▶ Task inputs

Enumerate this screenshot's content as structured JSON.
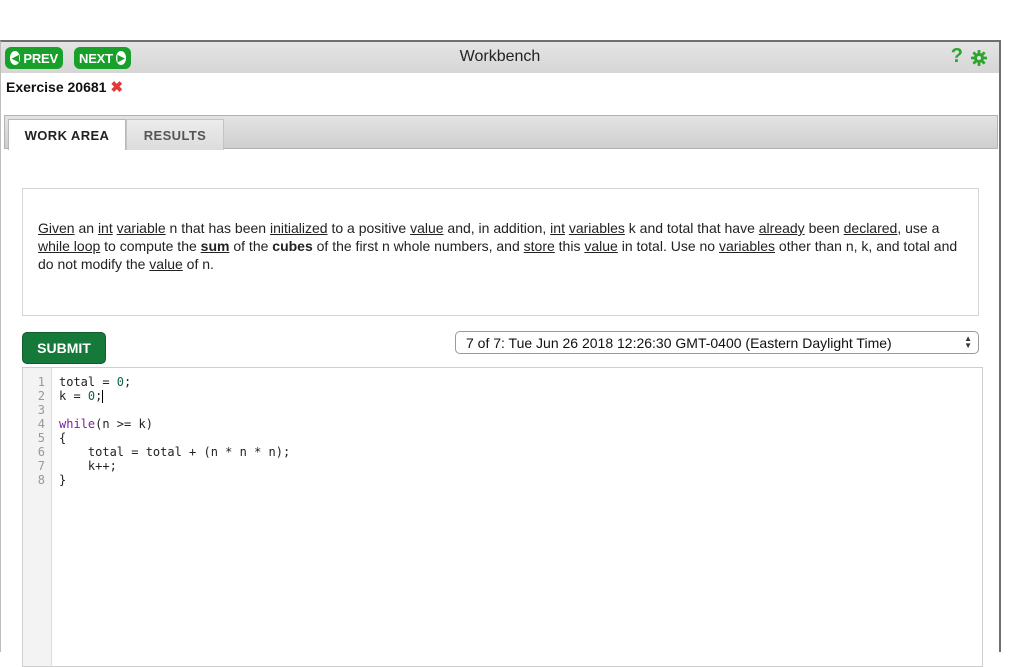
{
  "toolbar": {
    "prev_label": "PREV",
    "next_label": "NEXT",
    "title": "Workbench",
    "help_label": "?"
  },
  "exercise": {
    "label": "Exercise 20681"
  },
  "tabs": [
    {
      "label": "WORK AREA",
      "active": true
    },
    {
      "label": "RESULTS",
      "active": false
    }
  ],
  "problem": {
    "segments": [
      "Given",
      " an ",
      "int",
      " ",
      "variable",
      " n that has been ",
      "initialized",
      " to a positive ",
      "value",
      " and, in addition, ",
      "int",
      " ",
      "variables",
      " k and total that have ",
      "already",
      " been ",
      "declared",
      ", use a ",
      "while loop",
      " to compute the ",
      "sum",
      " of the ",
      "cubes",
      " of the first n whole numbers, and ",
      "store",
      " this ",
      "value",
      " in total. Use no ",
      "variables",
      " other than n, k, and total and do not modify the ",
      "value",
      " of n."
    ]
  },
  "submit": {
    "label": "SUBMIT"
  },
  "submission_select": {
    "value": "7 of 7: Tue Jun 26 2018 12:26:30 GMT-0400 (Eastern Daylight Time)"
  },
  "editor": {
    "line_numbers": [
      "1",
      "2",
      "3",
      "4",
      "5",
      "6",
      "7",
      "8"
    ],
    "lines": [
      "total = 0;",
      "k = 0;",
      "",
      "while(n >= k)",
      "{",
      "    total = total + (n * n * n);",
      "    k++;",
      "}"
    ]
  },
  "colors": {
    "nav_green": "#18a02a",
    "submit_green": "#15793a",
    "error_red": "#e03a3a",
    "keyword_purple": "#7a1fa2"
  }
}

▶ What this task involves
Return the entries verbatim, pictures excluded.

▶ Result
Enumerate this screenshot's content as structured JSON.
{
  "toolbar": {
    "prev_label": "PREV",
    "next_label": "NEXT",
    "title": "Workbench",
    "help_label": "?"
  },
  "exercise": {
    "label": "Exercise 20681"
  },
  "tabs": [
    {
      "label": "WORK AREA",
      "active": true
    },
    {
      "label": "RESULTS",
      "active": false
    }
  ],
  "problem": {
    "segments": [
      "Given",
      " an ",
      "int",
      " ",
      "variable",
      " n that has been ",
      "initialized",
      " to a positive ",
      "value",
      " and, in addition, ",
      "int",
      " ",
      "variables",
      " k and total that have ",
      "already",
      " been ",
      "declared",
      ", use a ",
      "while loop",
      " to compute the ",
      "sum",
      " of the ",
      "cubes",
      " of the first n whole numbers, and ",
      "store",
      " this ",
      "value",
      " in total. Use no ",
      "variables",
      " other than n, k, and total and do not modify the ",
      "value",
      " of n."
    ]
  },
  "submit": {
    "label": "SUBMIT"
  },
  "submission_select": {
    "value": "7 of 7: Tue Jun 26 2018 12:26:30 GMT-0400 (Eastern Daylight Time)"
  },
  "editor": {
    "line_numbers": [
      "1",
      "2",
      "3",
      "4",
      "5",
      "6",
      "7",
      "8"
    ],
    "lines": [
      "total = 0;",
      "k = 0;",
      "",
      "while(n >= k)",
      "{",
      "    total = total + (n * n * n);",
      "    k++;",
      "}"
    ]
  },
  "colors": {
    "nav_green": "#18a02a",
    "submit_green": "#15793a",
    "error_red": "#e03a3a",
    "keyword_purple": "#7a1fa2"
  }
}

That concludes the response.